- In the last 10 games of this rivalry, Toronto is 4-6 straight up, 2-8 against the puckline, and 2-7 over/under on total goals. As mentioned before, the Leafs had two strong showings against the Canadiens to wrap up last year, but the Habs historically play them tight.
- When Toronto hosts, the results are a bit better. Toronto is 7-3 straight up, 4-6 against the puckline, and 4-6 o/u on total goals in their last 10.
- In terms of their fuller bodies of work, Montreal is 3-7 in its last 10 but 5-5 against the puckline. It should be noted though that basement teams tend to be more competitive later in the season, as top opponents begin to dial things down to stay healthy for the playoffs. Toronto is the opposite – 5-5 straight up and 3-7 against the puckline, with a lot of the latter damage coming from the Panthers playoff series.
Player Streaks & Prop Trends
- Similar to the above, it’s hard to glean much from the previous year, or even the preseason, as players are mostly just trying to catch rhythms in exhibition action and are playing on fractured rosters against other fractured rosters. If you want to carry momentum from the playoffs, though, no player produced more for the Leafs in the last 10 games of last year than Morgan Rielly, who picked up 12 points.

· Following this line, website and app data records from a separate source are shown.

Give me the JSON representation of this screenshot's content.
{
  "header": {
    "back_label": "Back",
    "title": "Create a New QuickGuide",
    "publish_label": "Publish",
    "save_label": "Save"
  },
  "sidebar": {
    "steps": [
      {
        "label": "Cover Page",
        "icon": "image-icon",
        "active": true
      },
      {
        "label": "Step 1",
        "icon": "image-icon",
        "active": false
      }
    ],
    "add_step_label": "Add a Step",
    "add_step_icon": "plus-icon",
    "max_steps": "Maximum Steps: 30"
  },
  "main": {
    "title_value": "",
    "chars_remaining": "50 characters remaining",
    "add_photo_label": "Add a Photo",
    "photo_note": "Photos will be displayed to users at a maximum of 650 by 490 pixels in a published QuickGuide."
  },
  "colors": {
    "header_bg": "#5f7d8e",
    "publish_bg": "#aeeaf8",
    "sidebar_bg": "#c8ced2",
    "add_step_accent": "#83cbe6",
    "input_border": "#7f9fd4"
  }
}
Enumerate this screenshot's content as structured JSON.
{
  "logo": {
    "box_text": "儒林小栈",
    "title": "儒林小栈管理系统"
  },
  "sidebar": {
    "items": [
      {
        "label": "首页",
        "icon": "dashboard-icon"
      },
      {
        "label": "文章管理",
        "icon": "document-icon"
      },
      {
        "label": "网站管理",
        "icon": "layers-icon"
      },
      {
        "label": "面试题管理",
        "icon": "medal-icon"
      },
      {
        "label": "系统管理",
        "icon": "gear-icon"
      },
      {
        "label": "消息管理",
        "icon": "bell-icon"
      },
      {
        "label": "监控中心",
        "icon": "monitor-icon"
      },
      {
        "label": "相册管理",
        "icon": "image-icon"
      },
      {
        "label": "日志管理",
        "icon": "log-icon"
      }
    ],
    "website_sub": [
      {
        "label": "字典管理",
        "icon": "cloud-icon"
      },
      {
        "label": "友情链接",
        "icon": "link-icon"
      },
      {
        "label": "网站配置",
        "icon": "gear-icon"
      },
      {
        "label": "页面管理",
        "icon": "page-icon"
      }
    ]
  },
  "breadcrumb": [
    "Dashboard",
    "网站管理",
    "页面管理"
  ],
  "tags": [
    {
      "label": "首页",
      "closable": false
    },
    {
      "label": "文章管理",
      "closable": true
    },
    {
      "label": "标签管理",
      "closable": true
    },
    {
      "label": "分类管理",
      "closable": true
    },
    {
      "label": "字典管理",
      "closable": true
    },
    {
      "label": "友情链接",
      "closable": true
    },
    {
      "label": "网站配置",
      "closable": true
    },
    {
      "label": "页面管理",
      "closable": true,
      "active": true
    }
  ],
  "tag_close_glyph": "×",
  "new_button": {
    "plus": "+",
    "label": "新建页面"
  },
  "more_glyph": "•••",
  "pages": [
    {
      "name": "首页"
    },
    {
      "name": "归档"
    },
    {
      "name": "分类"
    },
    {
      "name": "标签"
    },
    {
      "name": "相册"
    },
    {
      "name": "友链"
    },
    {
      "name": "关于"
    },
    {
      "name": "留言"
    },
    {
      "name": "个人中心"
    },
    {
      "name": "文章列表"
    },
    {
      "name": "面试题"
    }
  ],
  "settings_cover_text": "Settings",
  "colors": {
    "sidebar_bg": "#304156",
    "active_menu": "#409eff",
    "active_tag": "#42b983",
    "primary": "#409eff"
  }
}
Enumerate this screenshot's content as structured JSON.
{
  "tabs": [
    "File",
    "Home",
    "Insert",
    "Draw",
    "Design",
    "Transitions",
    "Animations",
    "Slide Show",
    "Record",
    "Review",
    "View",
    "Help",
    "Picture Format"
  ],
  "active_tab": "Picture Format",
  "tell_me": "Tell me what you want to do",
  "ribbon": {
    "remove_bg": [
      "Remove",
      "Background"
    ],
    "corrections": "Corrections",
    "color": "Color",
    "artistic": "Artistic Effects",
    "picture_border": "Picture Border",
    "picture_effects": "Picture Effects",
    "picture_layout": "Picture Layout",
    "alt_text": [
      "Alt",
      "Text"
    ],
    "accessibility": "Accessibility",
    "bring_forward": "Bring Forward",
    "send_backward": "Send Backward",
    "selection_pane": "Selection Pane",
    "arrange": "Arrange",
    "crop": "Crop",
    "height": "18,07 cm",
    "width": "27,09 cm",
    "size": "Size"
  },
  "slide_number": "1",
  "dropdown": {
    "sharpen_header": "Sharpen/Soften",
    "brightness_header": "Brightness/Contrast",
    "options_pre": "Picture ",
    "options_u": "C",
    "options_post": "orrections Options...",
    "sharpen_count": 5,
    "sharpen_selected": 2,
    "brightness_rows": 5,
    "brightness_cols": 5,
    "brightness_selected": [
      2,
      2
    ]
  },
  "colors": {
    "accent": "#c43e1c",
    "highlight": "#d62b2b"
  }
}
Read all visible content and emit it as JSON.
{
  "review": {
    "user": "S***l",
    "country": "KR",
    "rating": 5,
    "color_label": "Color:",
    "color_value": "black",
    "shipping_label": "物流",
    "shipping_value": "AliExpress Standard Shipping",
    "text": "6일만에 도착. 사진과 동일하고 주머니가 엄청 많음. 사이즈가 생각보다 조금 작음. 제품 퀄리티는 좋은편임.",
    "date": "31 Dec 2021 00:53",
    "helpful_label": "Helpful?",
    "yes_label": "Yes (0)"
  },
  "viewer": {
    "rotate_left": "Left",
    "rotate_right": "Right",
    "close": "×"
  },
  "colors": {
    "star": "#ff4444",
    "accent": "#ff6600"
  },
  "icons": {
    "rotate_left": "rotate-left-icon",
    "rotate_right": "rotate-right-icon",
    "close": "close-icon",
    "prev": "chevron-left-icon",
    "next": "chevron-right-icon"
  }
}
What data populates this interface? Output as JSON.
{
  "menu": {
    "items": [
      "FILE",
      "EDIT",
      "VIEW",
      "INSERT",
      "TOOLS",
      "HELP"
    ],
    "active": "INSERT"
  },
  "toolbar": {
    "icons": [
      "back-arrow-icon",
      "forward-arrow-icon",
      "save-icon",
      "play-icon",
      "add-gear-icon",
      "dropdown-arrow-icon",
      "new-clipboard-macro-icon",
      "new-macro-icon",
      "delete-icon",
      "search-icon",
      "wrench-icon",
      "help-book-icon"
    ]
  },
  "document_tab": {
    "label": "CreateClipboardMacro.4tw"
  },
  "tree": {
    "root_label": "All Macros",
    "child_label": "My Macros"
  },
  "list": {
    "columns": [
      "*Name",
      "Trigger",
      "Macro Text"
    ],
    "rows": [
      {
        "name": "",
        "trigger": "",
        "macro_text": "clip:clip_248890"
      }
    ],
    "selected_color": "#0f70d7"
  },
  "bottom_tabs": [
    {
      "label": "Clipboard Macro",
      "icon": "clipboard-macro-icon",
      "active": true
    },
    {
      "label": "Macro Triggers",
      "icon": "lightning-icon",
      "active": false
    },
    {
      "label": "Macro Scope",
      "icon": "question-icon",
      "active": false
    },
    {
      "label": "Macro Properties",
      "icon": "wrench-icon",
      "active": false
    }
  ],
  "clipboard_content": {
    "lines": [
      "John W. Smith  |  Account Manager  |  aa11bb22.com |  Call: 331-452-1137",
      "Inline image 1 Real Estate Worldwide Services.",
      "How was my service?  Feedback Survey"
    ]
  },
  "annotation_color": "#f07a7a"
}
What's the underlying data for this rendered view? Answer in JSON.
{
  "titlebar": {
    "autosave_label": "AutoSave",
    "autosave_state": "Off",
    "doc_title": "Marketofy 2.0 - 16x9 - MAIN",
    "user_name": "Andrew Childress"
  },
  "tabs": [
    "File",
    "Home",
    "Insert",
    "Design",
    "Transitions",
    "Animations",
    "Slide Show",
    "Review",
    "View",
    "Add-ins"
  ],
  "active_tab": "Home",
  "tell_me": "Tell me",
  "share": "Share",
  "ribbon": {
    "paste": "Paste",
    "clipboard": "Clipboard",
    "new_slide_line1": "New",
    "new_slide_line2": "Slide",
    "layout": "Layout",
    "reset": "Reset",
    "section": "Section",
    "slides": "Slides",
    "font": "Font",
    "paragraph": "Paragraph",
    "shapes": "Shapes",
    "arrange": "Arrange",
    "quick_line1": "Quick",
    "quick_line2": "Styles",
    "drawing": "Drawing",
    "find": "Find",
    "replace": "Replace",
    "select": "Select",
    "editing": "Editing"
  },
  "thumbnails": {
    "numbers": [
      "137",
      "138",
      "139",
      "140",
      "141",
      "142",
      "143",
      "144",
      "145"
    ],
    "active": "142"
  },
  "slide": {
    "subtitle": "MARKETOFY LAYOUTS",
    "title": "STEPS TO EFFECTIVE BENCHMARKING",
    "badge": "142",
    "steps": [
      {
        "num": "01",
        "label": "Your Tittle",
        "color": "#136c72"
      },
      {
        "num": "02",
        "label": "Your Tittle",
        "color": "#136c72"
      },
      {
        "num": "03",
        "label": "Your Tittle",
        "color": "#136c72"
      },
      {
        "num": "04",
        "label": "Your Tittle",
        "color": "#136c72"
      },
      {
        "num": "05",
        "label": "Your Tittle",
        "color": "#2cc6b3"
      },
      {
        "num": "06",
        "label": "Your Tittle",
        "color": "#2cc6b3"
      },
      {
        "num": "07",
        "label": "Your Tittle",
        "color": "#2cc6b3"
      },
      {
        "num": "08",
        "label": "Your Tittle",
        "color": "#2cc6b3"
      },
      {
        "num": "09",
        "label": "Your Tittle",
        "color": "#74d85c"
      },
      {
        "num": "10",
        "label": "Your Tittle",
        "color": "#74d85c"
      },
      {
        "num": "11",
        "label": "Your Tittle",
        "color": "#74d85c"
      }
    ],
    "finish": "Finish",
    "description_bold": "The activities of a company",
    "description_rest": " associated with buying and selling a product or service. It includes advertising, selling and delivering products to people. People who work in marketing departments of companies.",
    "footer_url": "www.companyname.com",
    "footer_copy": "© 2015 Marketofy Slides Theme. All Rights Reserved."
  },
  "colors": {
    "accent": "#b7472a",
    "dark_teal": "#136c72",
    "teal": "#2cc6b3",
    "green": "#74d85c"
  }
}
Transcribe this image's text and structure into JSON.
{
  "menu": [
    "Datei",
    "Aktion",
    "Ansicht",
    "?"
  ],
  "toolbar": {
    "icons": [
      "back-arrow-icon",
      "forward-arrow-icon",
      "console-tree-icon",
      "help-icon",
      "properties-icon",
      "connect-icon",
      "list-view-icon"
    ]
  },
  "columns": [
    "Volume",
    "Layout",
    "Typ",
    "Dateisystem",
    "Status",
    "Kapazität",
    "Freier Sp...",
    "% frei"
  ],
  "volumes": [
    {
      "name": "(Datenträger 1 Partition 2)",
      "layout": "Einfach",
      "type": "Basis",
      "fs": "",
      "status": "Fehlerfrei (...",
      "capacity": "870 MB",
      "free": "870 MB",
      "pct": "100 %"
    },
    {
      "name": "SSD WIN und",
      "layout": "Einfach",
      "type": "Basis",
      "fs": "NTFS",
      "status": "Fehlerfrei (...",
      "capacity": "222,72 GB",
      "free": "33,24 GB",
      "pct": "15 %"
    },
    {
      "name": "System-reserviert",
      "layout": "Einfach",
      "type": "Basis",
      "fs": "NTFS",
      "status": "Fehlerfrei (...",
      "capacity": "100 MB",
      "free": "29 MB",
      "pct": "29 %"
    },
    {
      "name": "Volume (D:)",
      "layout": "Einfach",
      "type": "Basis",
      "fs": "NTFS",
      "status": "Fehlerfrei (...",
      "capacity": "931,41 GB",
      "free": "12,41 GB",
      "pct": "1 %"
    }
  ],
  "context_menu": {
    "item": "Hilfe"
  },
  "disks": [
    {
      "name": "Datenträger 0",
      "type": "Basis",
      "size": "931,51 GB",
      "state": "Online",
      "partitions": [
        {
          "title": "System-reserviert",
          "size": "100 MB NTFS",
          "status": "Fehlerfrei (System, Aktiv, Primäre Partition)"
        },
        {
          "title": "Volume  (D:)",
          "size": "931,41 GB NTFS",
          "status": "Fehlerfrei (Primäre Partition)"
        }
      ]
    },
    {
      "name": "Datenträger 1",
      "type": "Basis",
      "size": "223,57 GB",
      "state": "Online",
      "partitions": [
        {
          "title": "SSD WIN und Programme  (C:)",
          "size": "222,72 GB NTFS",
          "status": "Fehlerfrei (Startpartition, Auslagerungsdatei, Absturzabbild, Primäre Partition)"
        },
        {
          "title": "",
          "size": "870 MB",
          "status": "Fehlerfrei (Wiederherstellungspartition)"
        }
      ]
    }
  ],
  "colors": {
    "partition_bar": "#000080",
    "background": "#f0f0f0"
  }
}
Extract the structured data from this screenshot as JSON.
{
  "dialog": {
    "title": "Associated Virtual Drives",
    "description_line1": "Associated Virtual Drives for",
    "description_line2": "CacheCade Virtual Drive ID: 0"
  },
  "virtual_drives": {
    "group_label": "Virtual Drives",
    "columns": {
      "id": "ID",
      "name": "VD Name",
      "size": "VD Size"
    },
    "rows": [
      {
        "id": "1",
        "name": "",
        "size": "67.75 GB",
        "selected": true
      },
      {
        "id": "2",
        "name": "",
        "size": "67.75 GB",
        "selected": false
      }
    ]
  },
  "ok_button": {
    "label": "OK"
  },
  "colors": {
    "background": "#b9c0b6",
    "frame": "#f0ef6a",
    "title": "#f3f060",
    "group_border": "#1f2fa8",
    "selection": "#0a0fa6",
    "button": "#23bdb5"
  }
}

- On the goals and shots end, your player is Auston Matthews. Even with a cold spell towards the end and a stick that wasn’t firing with the same pinpoint accuracy as usual, he had the team’s most goals (five) and shots (47) in those final 10 games.
- Three players who closed out last year well for Montreal were Nick Suzuki (4G 5A 9PTS in the final 10 games), Jake Evans (0G 8A) and Rafael Harvey-Pinard (5G 1A in his final six games). Evans and Harvey-Pinard will be playing in lower-minute roles tonight, so Suzuki is likely the man of interest here.
Wagers to consider
- Bet365 is offering a Super Boost for the Leafs’ goals tonight. You can get Toronto scoring three or more at +100, which doesn’t seem like a massive return but is much better than the regular price of -500. Nothing is a guarantee, but in a game which sees a team that scored three or more in 57 of 82 games last year going up against a team that allowed three or more in 58 of 82, it feels worthwhile to take advantage of.
- Auston Matthews and Cole Caufield are going to be two players to watch on the goal-scoring front, with Matthews wanting to shake off his end-of-year slump and show why he signed his contract extension, and Caufield eager to make his return from last year’s injury a loud one. You can get Matthews as an anytime scorer at -140 right now, the shortest odds for any scorer. Caufield is a bit more fruitful at +190, the shortest for a Montreal player and fifth-shortest overall.
- In fact, if you’re feeling a Montreal upset to start the season off, a Caufield goal paired with over 2.5 Montreal goals and a Habs win can be picked up as a boosted same-game parlay, at +750 (normally +650).